Some players from the freshman team expressed that there are many differences between playing for SYC and playing for Lee.

Freshman Semaj White says, “ I had to work harder for the Lee team than for the SYC team. There’s fund raisers and grade maintenance. You can see that the high school level is a lot harder and I feel like the coaches here really push you to be ready to play even at the college level.”

Freshman Wendell Rice admits that it is much easier to be involved and successful on the Lee team.
“I built a relationship with my teammates before the season started so it was easier to communicate and to trust them. My cousin is on varsity and he helped me practice over the summer. We work harder at Lee because we have brothers to support and we know that they’re there to support us.” said Rice.

Freshman Caleb Mann hopes to inspire his other teammates to work hard to make the coaches proud of the team while at the same time, hoping to be an honorable role model to not only his fellow teammates but also the players that will be coming into Lee next year.

“People always say bad things about our team, but they have no idea how hard it is. It’s really hard to impress our coaches even though most of us work really hard. Especially Cristian Ganahin. He is, hands down, the hardest working person on our team” said Mann.

Freshman Cristian Ganahin, who has never played organized football reflects that while he enjoys playing for Lee and hopes to be a strong point for the team, there are some challenges to playing for the team, but it motivates him to persevere.

“Some of our teammates aren’t as hardworking as others and it’s hard to work with them. It’s hard to keep working hard when everyone isn’t giving their hundred percent” said Crisitan, “ but it just makes me want to play harder and maybe even take football to the next level and play at a D1 school.”

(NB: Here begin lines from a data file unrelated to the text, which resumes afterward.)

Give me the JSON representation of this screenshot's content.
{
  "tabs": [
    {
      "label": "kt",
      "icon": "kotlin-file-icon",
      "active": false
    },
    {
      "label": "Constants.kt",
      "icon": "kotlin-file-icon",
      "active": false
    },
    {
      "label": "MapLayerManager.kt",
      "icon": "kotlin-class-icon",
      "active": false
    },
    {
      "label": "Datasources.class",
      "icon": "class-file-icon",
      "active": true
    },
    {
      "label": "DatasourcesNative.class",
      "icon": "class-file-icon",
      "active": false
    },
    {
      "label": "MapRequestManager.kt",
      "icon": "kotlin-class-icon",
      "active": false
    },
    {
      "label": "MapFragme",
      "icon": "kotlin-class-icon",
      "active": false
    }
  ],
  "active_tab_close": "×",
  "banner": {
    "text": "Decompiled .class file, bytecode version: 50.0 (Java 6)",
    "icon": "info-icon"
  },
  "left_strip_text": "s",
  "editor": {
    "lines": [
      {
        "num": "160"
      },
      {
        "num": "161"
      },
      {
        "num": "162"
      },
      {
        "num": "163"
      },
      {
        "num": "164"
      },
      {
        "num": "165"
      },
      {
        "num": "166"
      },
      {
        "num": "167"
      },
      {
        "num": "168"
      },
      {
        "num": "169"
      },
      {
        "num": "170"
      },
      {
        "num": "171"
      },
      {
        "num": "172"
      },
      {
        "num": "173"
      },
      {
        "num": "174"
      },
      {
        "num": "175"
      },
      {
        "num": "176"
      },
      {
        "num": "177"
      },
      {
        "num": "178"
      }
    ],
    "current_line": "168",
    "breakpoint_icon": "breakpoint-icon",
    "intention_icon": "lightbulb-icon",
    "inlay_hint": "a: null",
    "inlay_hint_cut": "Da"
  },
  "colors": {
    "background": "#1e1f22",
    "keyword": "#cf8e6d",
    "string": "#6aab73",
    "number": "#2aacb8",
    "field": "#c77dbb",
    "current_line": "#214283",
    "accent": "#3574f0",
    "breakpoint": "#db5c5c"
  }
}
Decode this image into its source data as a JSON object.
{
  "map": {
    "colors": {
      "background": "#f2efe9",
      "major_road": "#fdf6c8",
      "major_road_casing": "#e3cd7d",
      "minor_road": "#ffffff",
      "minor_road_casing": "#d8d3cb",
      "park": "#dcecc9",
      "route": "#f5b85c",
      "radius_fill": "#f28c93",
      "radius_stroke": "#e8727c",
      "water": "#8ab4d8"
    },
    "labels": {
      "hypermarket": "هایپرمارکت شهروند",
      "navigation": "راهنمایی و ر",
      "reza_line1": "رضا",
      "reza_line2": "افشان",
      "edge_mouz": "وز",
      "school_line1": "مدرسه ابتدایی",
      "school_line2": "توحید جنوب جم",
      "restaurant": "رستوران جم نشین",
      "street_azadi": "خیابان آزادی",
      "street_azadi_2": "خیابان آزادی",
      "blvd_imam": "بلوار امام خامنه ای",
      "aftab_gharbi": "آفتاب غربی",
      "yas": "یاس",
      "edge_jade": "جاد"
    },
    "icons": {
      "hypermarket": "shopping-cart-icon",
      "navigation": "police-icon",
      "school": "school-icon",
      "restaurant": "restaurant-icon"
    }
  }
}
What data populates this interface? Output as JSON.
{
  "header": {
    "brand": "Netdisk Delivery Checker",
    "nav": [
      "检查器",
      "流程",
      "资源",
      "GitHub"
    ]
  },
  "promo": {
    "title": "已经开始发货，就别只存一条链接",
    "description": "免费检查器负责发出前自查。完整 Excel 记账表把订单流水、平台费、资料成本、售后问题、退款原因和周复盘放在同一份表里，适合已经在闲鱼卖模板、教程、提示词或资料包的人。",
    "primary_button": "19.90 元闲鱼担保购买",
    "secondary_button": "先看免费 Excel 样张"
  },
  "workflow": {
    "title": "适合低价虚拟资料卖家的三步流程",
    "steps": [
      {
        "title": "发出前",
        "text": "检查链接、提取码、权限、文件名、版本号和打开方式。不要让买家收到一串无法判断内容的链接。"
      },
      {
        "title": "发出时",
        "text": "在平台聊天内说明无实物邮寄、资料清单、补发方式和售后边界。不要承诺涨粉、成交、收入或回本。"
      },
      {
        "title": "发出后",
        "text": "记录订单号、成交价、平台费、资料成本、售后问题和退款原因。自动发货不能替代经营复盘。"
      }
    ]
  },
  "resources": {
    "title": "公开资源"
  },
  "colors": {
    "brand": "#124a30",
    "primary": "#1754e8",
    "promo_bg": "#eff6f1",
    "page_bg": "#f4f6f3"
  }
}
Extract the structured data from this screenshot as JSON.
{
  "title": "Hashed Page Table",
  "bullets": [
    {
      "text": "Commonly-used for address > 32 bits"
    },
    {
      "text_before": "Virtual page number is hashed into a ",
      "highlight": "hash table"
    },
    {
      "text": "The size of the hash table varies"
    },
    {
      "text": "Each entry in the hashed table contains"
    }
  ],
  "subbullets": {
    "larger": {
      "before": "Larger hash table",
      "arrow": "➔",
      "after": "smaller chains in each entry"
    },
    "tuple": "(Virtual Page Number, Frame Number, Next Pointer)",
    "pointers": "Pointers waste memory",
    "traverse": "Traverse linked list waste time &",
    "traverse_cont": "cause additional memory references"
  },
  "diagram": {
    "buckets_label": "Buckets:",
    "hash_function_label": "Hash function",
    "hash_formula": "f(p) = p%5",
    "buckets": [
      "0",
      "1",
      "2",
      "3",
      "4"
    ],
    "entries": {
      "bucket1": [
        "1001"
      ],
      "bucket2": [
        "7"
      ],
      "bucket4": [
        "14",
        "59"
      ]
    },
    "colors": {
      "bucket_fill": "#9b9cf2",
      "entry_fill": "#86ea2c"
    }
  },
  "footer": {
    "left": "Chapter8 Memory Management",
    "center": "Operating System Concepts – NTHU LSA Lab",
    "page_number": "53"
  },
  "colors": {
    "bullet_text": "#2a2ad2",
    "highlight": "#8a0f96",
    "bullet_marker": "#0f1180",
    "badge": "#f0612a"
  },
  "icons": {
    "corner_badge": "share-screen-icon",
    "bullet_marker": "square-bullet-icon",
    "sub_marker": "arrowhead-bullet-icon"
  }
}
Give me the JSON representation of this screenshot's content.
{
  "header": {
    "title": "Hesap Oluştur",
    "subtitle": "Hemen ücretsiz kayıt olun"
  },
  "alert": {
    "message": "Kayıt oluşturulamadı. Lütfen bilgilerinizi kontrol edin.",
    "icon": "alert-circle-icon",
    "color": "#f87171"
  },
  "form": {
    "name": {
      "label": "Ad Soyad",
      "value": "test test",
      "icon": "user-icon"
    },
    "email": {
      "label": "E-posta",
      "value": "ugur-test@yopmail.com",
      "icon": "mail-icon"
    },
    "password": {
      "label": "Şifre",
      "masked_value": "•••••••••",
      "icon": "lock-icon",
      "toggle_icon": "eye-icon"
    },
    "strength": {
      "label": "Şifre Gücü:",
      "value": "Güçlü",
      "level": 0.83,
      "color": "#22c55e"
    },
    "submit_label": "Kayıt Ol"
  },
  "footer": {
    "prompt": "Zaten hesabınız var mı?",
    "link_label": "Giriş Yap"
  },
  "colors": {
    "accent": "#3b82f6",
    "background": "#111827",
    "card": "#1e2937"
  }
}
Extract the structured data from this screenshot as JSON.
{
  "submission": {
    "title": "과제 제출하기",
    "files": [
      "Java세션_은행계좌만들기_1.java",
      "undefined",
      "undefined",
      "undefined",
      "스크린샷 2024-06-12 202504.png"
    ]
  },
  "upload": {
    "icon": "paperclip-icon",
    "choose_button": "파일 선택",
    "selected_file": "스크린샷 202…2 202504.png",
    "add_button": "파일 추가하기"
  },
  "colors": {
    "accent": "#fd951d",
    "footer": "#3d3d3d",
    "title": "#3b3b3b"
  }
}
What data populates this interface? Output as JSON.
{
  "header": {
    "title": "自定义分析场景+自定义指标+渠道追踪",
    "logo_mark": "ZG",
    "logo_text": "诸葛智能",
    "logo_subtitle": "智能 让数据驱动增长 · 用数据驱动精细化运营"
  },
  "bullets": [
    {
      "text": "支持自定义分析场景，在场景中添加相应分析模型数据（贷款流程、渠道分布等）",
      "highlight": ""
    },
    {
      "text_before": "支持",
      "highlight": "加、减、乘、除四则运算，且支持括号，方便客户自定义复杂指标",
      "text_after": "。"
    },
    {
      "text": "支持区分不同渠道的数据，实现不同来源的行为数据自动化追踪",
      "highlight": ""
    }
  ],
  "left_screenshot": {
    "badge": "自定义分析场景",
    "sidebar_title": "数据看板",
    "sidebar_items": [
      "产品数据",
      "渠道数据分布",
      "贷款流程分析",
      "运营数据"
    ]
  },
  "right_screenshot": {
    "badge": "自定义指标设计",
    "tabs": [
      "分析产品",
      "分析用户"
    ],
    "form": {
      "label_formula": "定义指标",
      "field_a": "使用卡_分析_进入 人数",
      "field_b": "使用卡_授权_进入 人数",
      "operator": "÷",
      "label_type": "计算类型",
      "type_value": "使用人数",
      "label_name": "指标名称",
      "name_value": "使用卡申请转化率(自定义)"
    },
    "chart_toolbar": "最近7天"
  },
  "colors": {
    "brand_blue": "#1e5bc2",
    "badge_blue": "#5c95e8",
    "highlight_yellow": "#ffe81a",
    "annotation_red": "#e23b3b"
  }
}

So whether, freshman or senior, each and every one of our athletes plays a significant part in portraying the image of Lee. Make sure you support by coming out to our games!